Whether you are a serious sculptor or just looking to try something new, you may want to give soap carving a try. This craft has been popular for years because it is inexpensive and creative. All you need is bars of soap, a paring knife, 1 to 2 orangewood sticks (used for manicures) and plenty of ideas. You may be surprised at how much you enjoy making these mini works of art.
Unwrap the soap a day before you plan on carving. Sketch out potential design ideas. Start with simple shapes and don't plan out anything too complicated if this is your first time carving. Some ideas for beginners might be a polar bear, fish, boat or flower carved right onto the surface of the bar of soap. As you become more comfortable carving, you might want to make three-dimensional shapes. There is no limit to what you may try. Animals, trees and flowers are popular choices for three-dimensional shapes as well.
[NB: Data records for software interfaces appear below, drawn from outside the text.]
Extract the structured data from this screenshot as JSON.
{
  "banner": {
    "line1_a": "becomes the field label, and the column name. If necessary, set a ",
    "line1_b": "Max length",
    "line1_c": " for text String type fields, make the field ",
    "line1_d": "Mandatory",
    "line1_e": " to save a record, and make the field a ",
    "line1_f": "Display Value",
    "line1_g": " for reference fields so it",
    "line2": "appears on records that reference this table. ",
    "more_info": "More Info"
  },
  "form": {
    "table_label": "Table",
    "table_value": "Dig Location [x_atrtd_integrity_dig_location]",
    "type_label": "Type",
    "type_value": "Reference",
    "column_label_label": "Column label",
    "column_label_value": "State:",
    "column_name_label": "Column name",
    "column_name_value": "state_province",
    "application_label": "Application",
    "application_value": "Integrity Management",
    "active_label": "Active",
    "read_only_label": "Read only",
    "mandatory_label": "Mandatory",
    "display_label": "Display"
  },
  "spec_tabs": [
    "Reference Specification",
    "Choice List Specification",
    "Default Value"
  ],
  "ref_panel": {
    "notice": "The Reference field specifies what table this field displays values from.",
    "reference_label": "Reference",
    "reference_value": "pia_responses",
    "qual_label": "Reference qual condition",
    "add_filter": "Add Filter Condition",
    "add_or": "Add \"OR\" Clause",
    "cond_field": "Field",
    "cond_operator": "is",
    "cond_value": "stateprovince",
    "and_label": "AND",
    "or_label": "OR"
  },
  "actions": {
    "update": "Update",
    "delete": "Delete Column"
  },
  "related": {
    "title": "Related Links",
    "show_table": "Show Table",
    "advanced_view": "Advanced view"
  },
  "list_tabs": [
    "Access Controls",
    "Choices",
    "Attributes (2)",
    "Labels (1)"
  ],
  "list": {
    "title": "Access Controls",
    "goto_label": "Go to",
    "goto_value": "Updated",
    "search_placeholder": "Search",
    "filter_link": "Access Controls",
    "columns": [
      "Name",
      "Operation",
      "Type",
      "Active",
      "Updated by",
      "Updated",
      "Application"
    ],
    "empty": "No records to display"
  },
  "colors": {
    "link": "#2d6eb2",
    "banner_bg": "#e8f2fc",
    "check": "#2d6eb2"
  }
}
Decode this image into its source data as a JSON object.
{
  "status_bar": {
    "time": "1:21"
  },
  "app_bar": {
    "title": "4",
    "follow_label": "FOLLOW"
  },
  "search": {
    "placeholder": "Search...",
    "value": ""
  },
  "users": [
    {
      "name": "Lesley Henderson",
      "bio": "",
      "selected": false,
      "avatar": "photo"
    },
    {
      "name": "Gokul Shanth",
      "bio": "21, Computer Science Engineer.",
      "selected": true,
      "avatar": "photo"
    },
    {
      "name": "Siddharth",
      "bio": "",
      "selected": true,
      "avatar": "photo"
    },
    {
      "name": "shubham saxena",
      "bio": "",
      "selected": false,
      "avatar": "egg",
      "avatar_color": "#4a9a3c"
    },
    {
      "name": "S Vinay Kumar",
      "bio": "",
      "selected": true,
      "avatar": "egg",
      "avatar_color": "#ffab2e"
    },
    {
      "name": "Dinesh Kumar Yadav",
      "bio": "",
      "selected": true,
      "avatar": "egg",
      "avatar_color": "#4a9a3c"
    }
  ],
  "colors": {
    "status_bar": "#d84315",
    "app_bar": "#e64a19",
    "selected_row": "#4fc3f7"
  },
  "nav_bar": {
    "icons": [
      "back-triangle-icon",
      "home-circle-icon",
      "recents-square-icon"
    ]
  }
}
Take your sketch and place it over the bar of soap to help trace on your design. If you don't want to trace the design and only want it as a guide, that is fine too. Just begin by using the orangewood stick to stencil in your design. Use the paring knife to cut off any chunks of soap that won't be needed. Place the soap on a flat surface when you are cutting. A tray is ideal since it will collect the scrapings for you. Leave about 1/4 inch margin so you have room to work with your design. Don't cut off big pieces, as the soap bar may break. Instead, cut off small sections until you have the desired shape you want.
Adding the Details
Keep trimming the soap down until you have the exact shape you want. You may want to use the knife to peel off layers to get a smoother surface. Be sure to stop periodically and take a look at how the entire shape is forming. This way you don't over-trim. Refer back to your sketch. Take your time as you carve out the intricate details. It's important to be patient and gentle since soap is such a delicate medium.
Even though you will be ready to show off you sculpture, it actually needs to sit for at least a day in order to harden. When it is completely dry, lightly polish the sculpture with a soft paper napkin. This will take off any excess scrapings and give the sculpture a more finished look. Finally, rub the entire sculpture with your fingertips and palm. The warmth from your hands will help to smooth the surface.
Alexis Skye has been writing professionally since 2008. During college she interned at "Marie Claire Magazine" and "PCWeek Magazine." After college she worked for Restaurant.com writing bios for the restaurants in her area. She graduated college with a Bachelor of Arts in English and is pursuing her Master of Fine Arts in writing.